Does your teen or pre-teen have acne?
Does he want to get it under control? Will he actually follow a daily regimen your pediatrician prescribes?
Acne Treatments for Kids
While treating your child’s acne on you own with an over-the-counter product can be a good way to start, there are so many products, you do want to make sure you are using the right ones. In general, you should likely start with:
- products with benzoyl peroxide (BP), which might include OTC 5-10% BP wash for your child’s back or chest
- a gentle, soap free, pH-balanced cleanser to wash your child’s face twice a day or a salicylic acid cleanser
- a facial toner, only if necessary to remove excess oil or makeup
When those regimens aren’t working, your pediatrician can prescribe stronger acne medicines, usually in a step-wise fashion, including:
- a topical retinoid – Tretinoin (Retin A), Adapalene (Differin), or Tazarotene (Tazorac)
- a combination topical product – BP/clindamycin (BenzaClin), BP/adapalene (Epiduo), BP/erythromycin (Benzamycin), tretinoin/clindamycin (Ziana)
- oral antibiotics – doxycycline, monocycline, tetracycline
If your child isn’t tolerating these medicines, like if it is causing his skin to become dry, make sure he is also using a moisturizer and washing with a mild soap substitute, like Dove. Starting with the lowest strength medicine can also be helpful, perhaps even just using topical medicines every other day until your child gets used to them.
Treating Hard to Control Acne
What do you do if your child’s acne isn’t getting better?
Ask yourself these questions and discuss the answers with your pediatrician:
- Has your child started puberty yet? If not, talk to your pediatrician or a pediatric endocrinologist to see why he or she has such bad acne.
- Are you avoiding picking up an acne prescription because of the cost? Ask your pediatrician about lower cost alternatives.
- Is your child really using his acne medicines each day?
- Is your child correctly using his acne medicines each day, avoiding spot treating problem spots and using a pea-size amount of cream or ointment to cover his whole face? Teach her to use the 5-dot method of applying acne cream – with a small pea-size amount of cream, place dots of the cream on their forehead (1), cheeks (2, 3), nose (4), and chin (5). Rub the cream in until, keeping in mind that they are using too much if you can see or feel any left over cream.
- What kind of acne does your child have? Comedonal (whiteheads and blackheads) and inflammatory acne (classic zits or pimples) are treated differently.
- Does your child frequently touch or rub his face, which can make acne worse?
- If using makeup, is it oil-free and noncomedogenic?
- Is your child overdoing washing, using a harsh soap or astringent, thinking that dirt is making her acne worse?
- Does your child use a non-comedogenic sunscreen, remembering that a sunburn will make her acne worse in the long run?
- Does your child have severe acne, which should probably be treated with a combination of oral antibiotics plus topical retinoids with BP, with or without topical antibiotics?
- Did you give the medicines enough time to work or have a relapse because you stopped them too soon?

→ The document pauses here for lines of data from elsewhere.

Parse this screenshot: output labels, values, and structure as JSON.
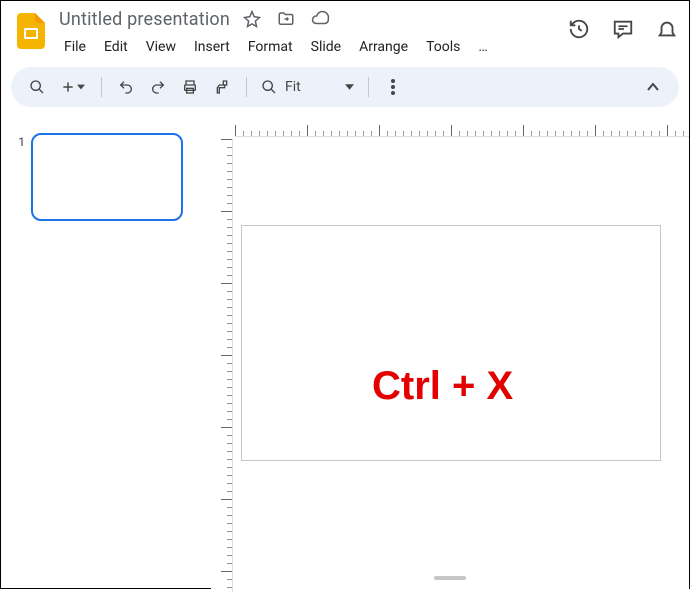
{
  "header": {
    "doc_title": "Untitled presentation",
    "menus": [
      "File",
      "Edit",
      "View",
      "Insert",
      "Format",
      "Slide",
      "Arrange",
      "Tools",
      "…"
    ]
  },
  "toolbar": {
    "zoom_label": "Fit"
  },
  "filmstrip": {
    "slides": [
      {
        "number": "1"
      }
    ]
  },
  "overlay": {
    "text": "Ctrl + X"
  }
}
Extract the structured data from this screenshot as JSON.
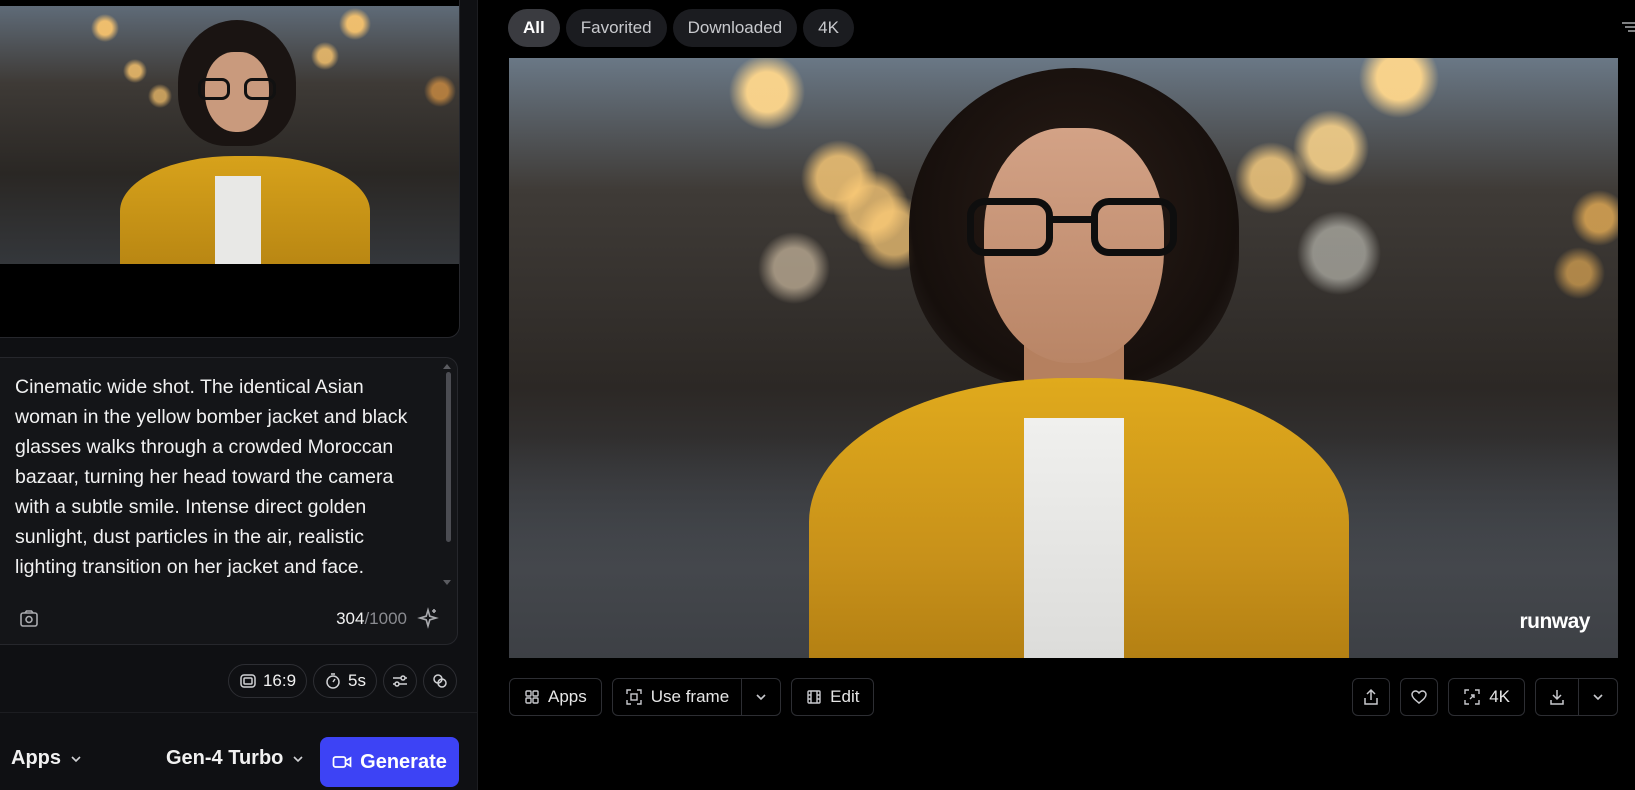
{
  "left_panel": {
    "prompt": {
      "text": "Cinematic wide shot. The identical Asian woman in the yellow bomber jacket and black glasses walks through a crowded Moroccan bazaar, turning her head toward the camera with a subtle smile. Intense direct golden sunlight, dust particles in the air, realistic lighting transition on her jacket and face.",
      "char_count": "304",
      "char_max": "/1000"
    },
    "chips": {
      "aspect_ratio": "16:9",
      "duration": "5s"
    },
    "bottom": {
      "apps_label": "Apps",
      "model_label": "Gen-4 Turbo",
      "generate_label": "Generate",
      "generate_color": "#3d43f5"
    }
  },
  "right_panel": {
    "tabs": [
      {
        "label": "All",
        "active": true
      },
      {
        "label": "Favorited",
        "active": false
      },
      {
        "label": "Downloaded",
        "active": false
      },
      {
        "label": "4K",
        "active": false
      }
    ],
    "watermark": "runway",
    "actions": {
      "apps_label": "Apps",
      "use_frame_label": "Use frame",
      "edit_label": "Edit",
      "upscale_label": "4K"
    }
  },
  "icons": {
    "image_ref": "image-reference-icon",
    "sparkle": "sparkle-icon",
    "aspect": "aspect-ratio-icon",
    "timer": "timer-icon",
    "settings": "sliders-icon",
    "link": "link-icon",
    "camera": "video-camera-icon",
    "grid": "grid-icon",
    "frame": "frame-icon",
    "film": "film-icon",
    "share": "share-icon",
    "heart": "heart-icon",
    "upscale": "upscale-icon",
    "download": "download-icon",
    "chevron": "chevron-down-icon",
    "sort": "sort-icon"
  }
}
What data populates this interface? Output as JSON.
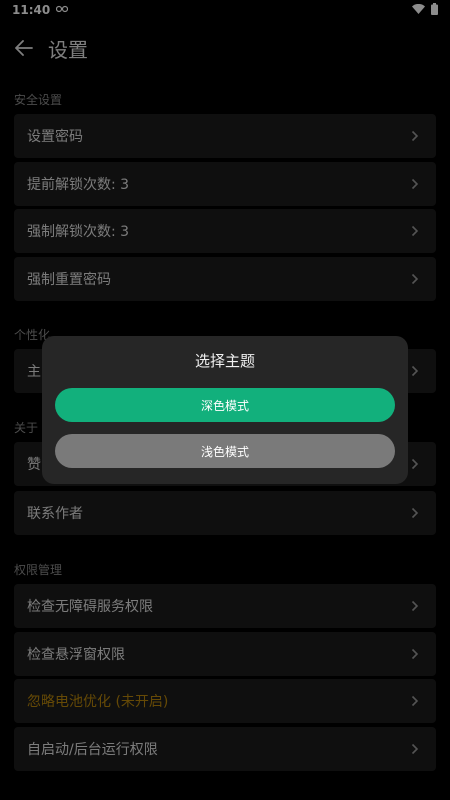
{
  "status_bar": {
    "time": "11:40"
  },
  "header": {
    "title": "设置"
  },
  "sections": [
    {
      "title": "安全设置",
      "items": [
        {
          "label": "设置密码"
        },
        {
          "label": "提前解锁次数: 3"
        },
        {
          "label": "强制解锁次数: 3"
        },
        {
          "label": "强制重置密码"
        }
      ]
    },
    {
      "title": "个性化",
      "items": [
        {
          "label": "主"
        }
      ]
    },
    {
      "title": "关于",
      "items": [
        {
          "label": "赞"
        },
        {
          "label": "联系作者"
        }
      ]
    },
    {
      "title": "权限管理",
      "items": [
        {
          "label": "检查无障碍服务权限"
        },
        {
          "label": "检查悬浮窗权限"
        },
        {
          "label": "忽略电池优化 (未开启)"
        },
        {
          "label": "自启动/后台运行权限"
        }
      ]
    }
  ],
  "dialog": {
    "title": "选择主题",
    "options": [
      {
        "label": "深色模式"
      },
      {
        "label": "浅色模式"
      }
    ]
  },
  "colors": {
    "accent": "#12b07c",
    "warning": "#b8860b",
    "card": "#1c1c1c",
    "background": "#000000"
  }
}
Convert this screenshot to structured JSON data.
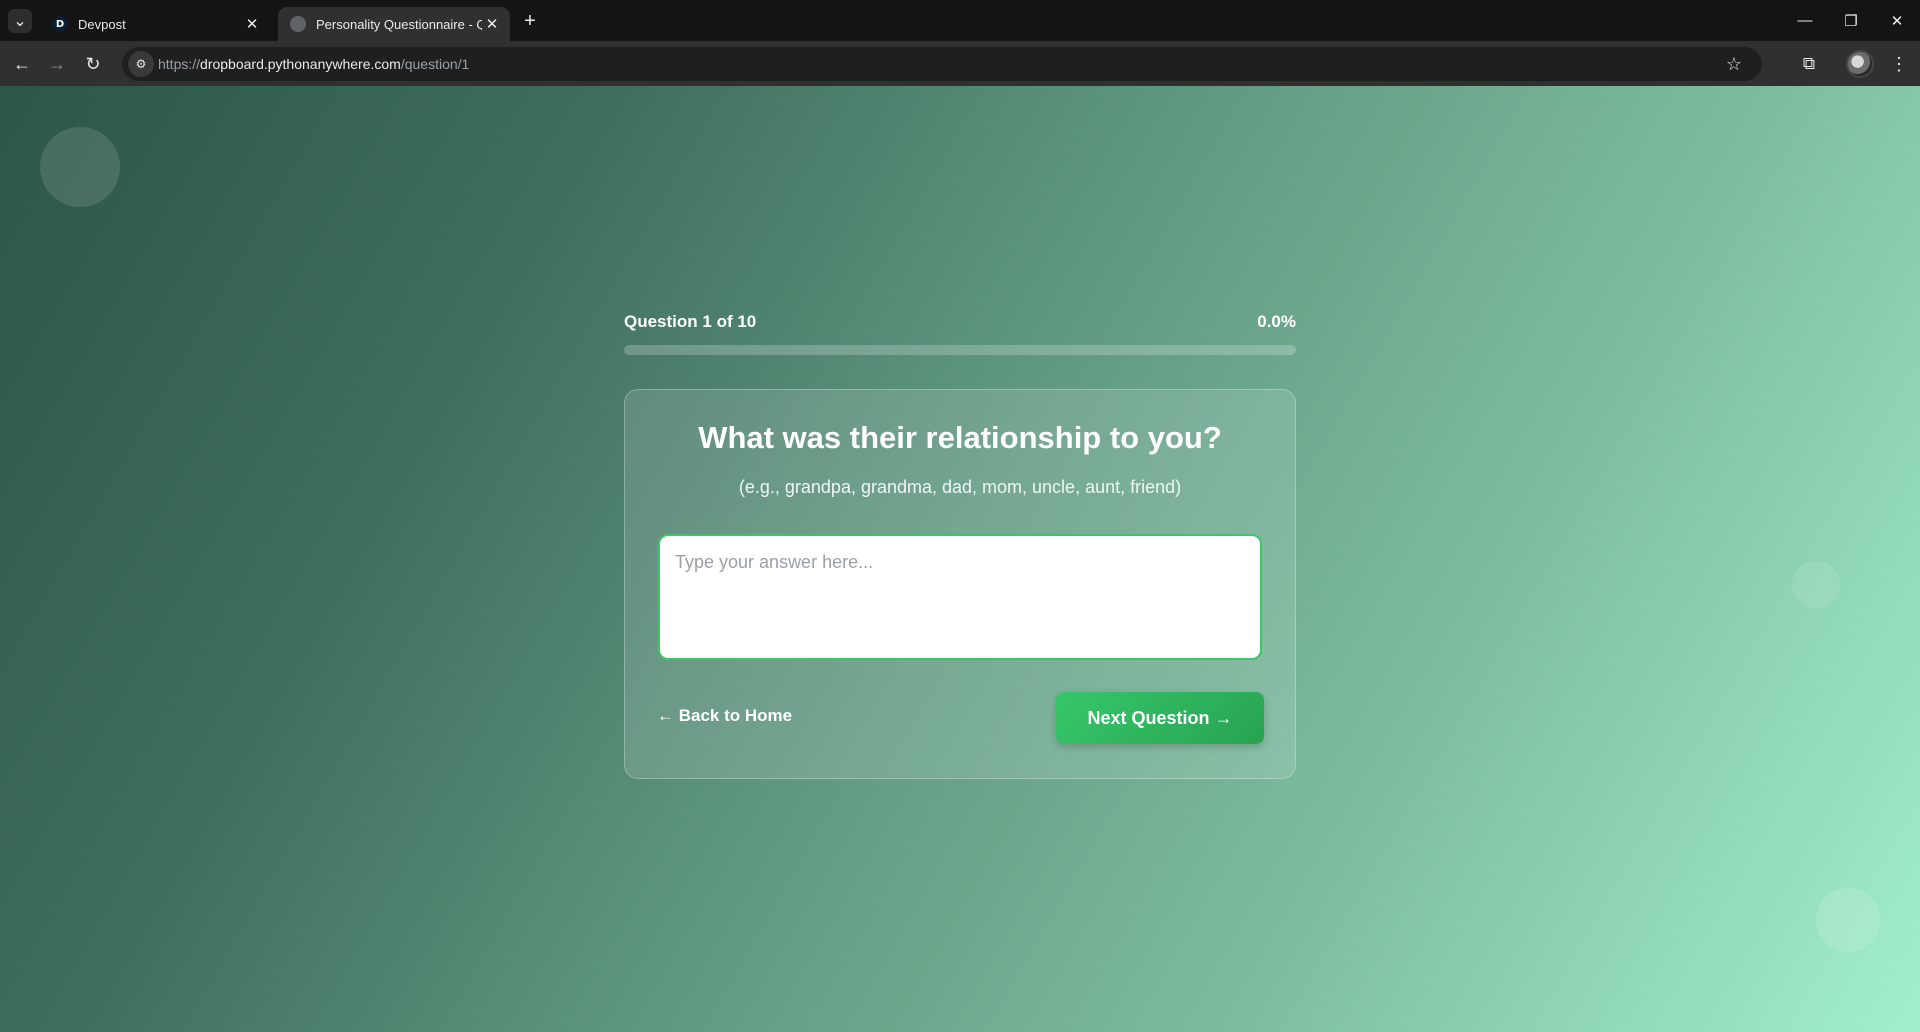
{
  "browser": {
    "tabs": [
      {
        "title": "Devpost",
        "favicon": "D",
        "active": false
      },
      {
        "title": "Personality Questionnaire - Qu",
        "favicon": "globe-icon",
        "active": true
      }
    ],
    "url_scheme": "https://",
    "url_host": "dropboard.pythonanywhere.com",
    "url_path": "/question/1"
  },
  "progress": {
    "label": "Question 1 of 10",
    "percent_text": "0.0%",
    "fraction": 0.0
  },
  "question": {
    "title": "What was their relationship to you?",
    "hint": "(e.g., grandpa, grandma, dad, mom, uncle, aunt, friend)",
    "placeholder": "Type your answer here...",
    "value": ""
  },
  "actions": {
    "back_label": "← Back to Home",
    "next_label": "Next Question →"
  },
  "colors": {
    "accent": "#2fbf62",
    "background_start": "#2c5648",
    "background_end": "#a2efcc"
  }
}
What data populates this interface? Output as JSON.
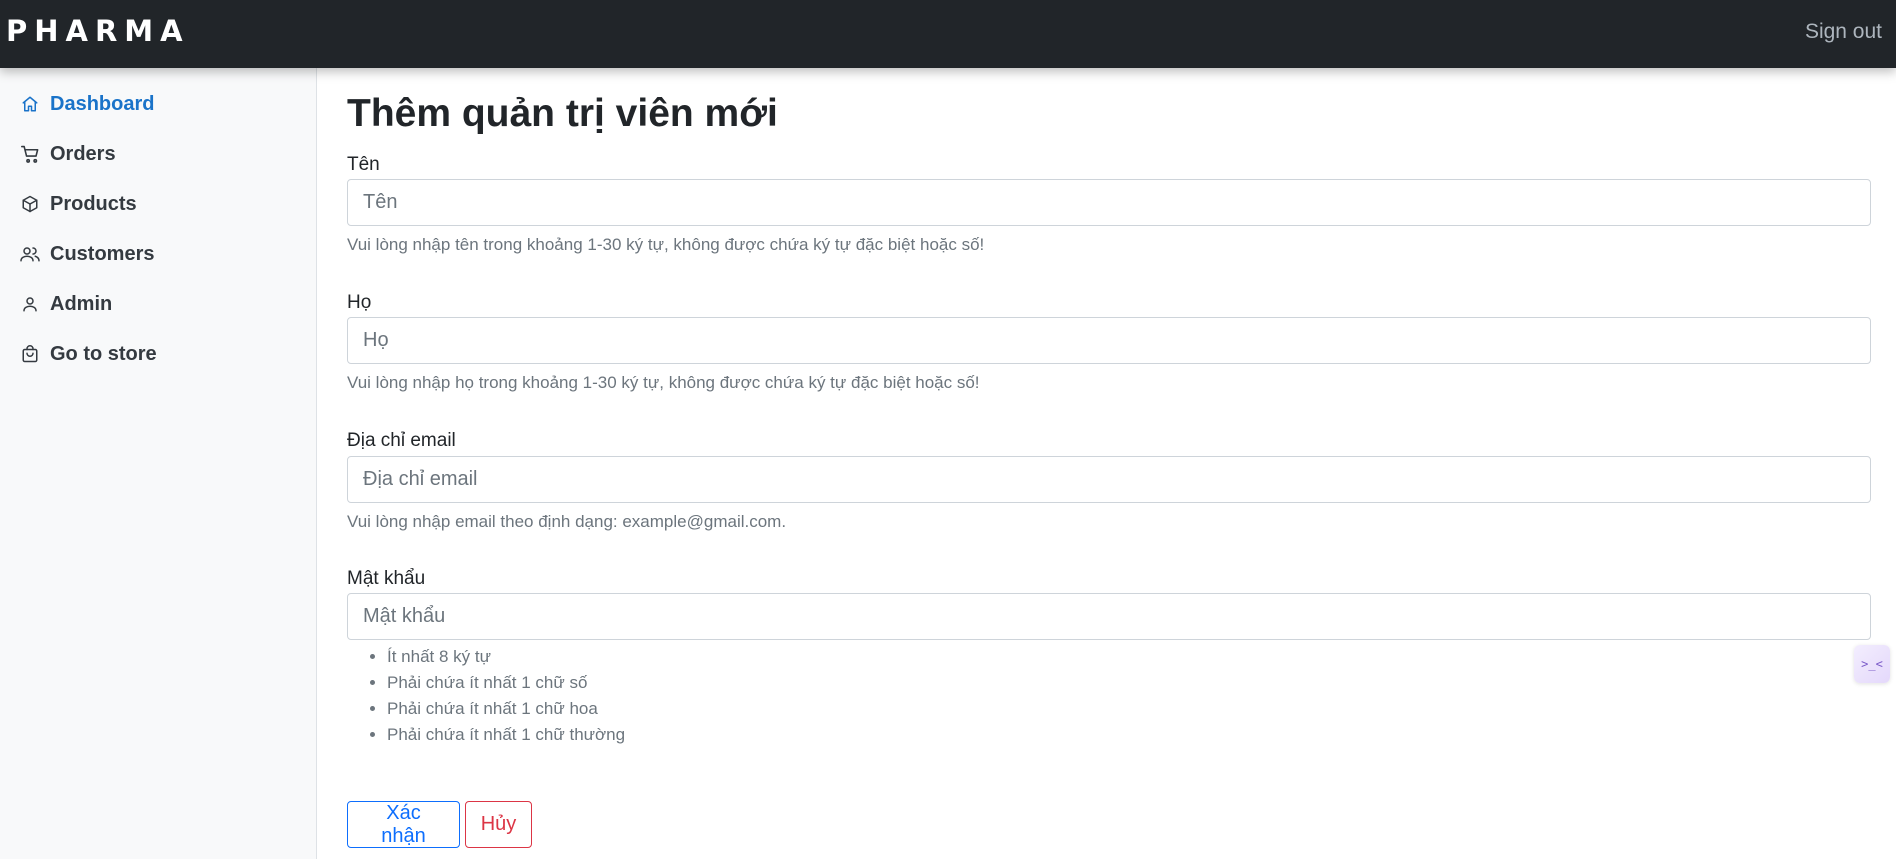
{
  "header": {
    "brand": "PHARMA",
    "signout_label": "Sign out"
  },
  "sidebar": {
    "items": [
      {
        "label": "Dashboard",
        "icon": "home-icon",
        "active": true
      },
      {
        "label": "Orders",
        "icon": "cart-icon",
        "active": false
      },
      {
        "label": "Products",
        "icon": "box-icon",
        "active": false
      },
      {
        "label": "Customers",
        "icon": "users-icon",
        "active": false
      },
      {
        "label": "Admin",
        "icon": "user-icon",
        "active": false
      },
      {
        "label": "Go to store",
        "icon": "bag-icon",
        "active": false
      }
    ]
  },
  "main": {
    "title": "Thêm quản trị viên mới",
    "fields": {
      "first_name": {
        "label": "Tên",
        "placeholder": "Tên",
        "value": "",
        "help": "Vui lòng nhập tên trong khoảng 1-30 ký tự, không được chứa ký tự đặc biệt hoặc số!"
      },
      "last_name": {
        "label": "Họ",
        "placeholder": "Họ",
        "value": "",
        "help": "Vui lòng nhập họ trong khoảng 1-30 ký tự, không được chứa ký tự đặc biệt hoặc số!"
      },
      "email": {
        "label": "Địa chỉ email",
        "placeholder": "Địa chỉ email",
        "value": "",
        "help": "Vui lòng nhập email theo định dạng: example@gmail.com."
      },
      "password": {
        "label": "Mật khẩu",
        "placeholder": "Mật khẩu",
        "value": "",
        "rules": [
          "Ít nhất 8 ký tự",
          "Phải chứa ít nhất 1 chữ số",
          "Phải chứa ít nhất 1 chữ hoa",
          "Phải chứa ít nhất 1 chữ thường"
        ]
      }
    },
    "buttons": {
      "confirm": "Xác nhận",
      "cancel": "Hủy"
    }
  },
  "floating_widget": {
    "icon": "code-collapse-icon",
    "glyph": ">_<"
  },
  "colors": {
    "topbar_bg": "#212529",
    "sidebar_bg": "#f8f9fa",
    "active_nav": "#1a73c9",
    "primary": "#0d6efd",
    "danger": "#dc3545"
  }
}
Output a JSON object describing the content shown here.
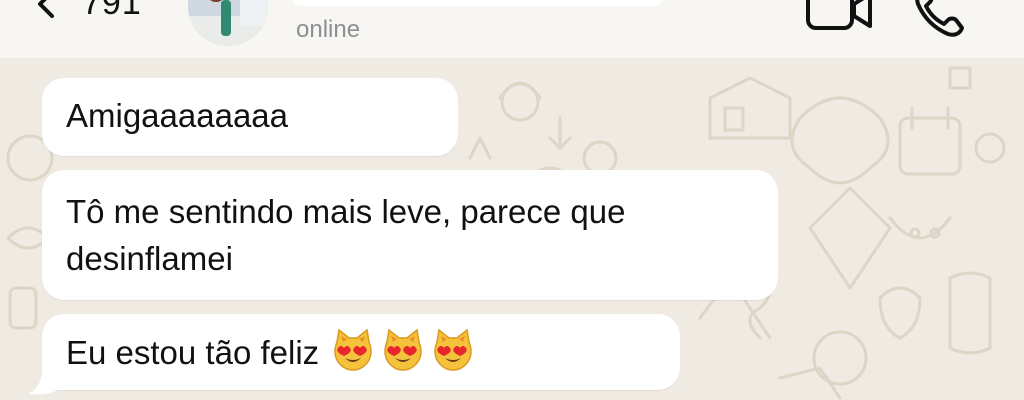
{
  "header": {
    "back_count": "791",
    "status": "online"
  },
  "messages": [
    {
      "text": "Amigaaaaaaaa"
    },
    {
      "text": "Tô me sentindo mais leve, parece que desinflamei"
    },
    {
      "text": "Eu estou tão feliz",
      "emojis": [
        "heart-eyes-cat",
        "heart-eyes-cat",
        "heart-eyes-cat"
      ]
    }
  ],
  "colors": {
    "chat_background": "#efeae2",
    "bubble": "#ffffff",
    "status_text": "#8e8e93"
  }
}
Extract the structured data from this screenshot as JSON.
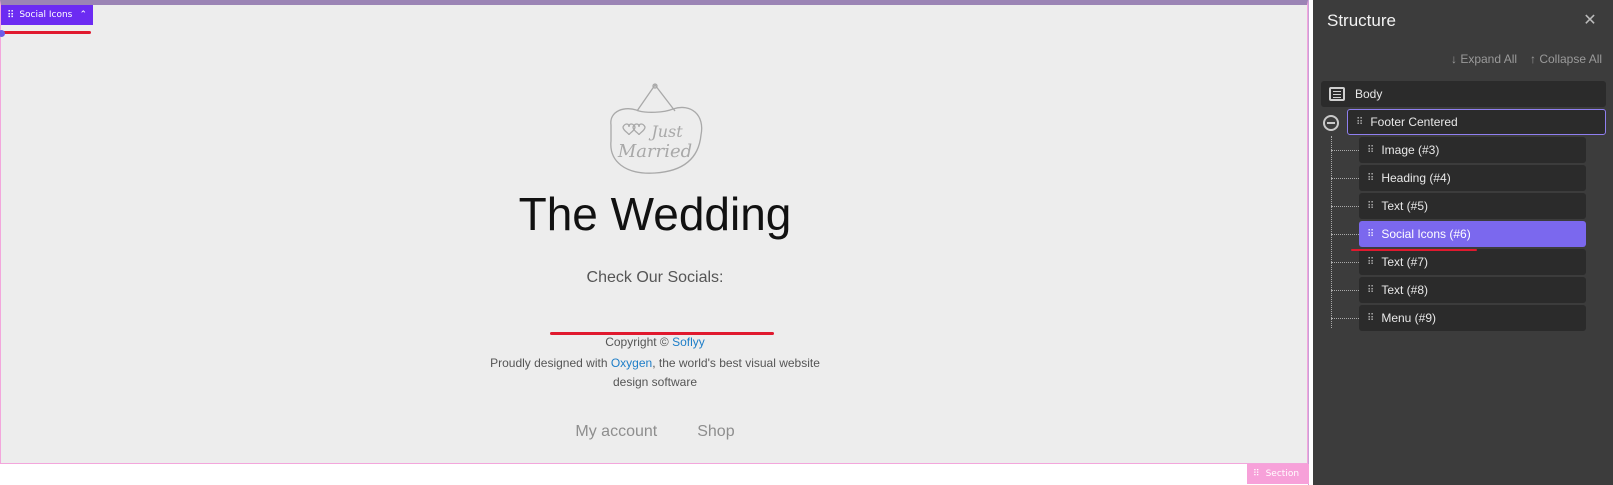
{
  "canvas": {
    "element_badge": {
      "label": "Social Icons",
      "caret": "⌃"
    },
    "footer": {
      "logo_line1": "Just",
      "logo_line2": "Married",
      "heading": "The Wedding",
      "socials_text": "Check Our Socials:",
      "copyright_prefix": "Copyright © ",
      "copyright_link": "Soflyy",
      "designed_prefix": "Proudly designed with ",
      "designed_link": "Oxygen",
      "designed_suffix": ", the world's best visual website design software",
      "menu": [
        "My account",
        "Shop"
      ]
    },
    "section_badge": "Section"
  },
  "panel": {
    "title": "Structure",
    "close": "✕",
    "expand_all": "↓ Expand All",
    "collapse_all": "↑ Collapse All",
    "body": "Body",
    "footer": "Footer Centered",
    "children": [
      "Image (#3)",
      "Heading (#4)",
      "Text (#5)",
      "Social Icons (#6)",
      "Text (#7)",
      "Text (#8)",
      "Menu (#9)"
    ],
    "selected_index": 3
  },
  "colors": {
    "accent_purple": "#7b68ee",
    "badge_purple": "#6c2bf2",
    "annotation_red": "#e0192e",
    "link_blue": "#1e7ec8"
  }
}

Acne often worsens before it gets better and oral antibiotics are often continued for months and months, with a goal of being tapered and stopped after about three to six months.
- Does your child need a step-up in therapy? Ask your pediatrician if you need to add on a new medicine, switch to a combination product, or move to a higher strength product.
- Have you considered adding hormonal therapy (combination oral contraceptives) for your pubertal daughter with severe acne, such as Ortho-Tri-Cyclen, Estrostep, or Yaz?
Lastly, even with worry about possible side effects, oral isotretinoin (Accutane, Amnesteem, Sotret, and Claravis) is still a good option for teens with severe, refractory, and scarring acne. At this point, and perhaps even before, an evaluation by a dermatologist would be a good idea.
What To Know About Treating Hard to Control Acne
There are no quick fixes for acne, but your pediatrician can offer you a step-by-step regimen of topical and oral acne treatments.
More Information On Treating Hard to Control Acne
- AAD – Tips for Managing Acne
- Healthy Children – Teens and Acne Treatment
- FDA – Facing Facts About Acne
- Questions and Answers about Acne
- Acne vulgaris
- Bacteria in acne
- Acne management plan
- Developing a First-line Acne Treatment Plan for Pediatric and Adolescent Patients
- An approach to acne management
- iPledge Program for Isotretinoin
Last Updated on May 16, 2020 by Vincent Iannelli, MD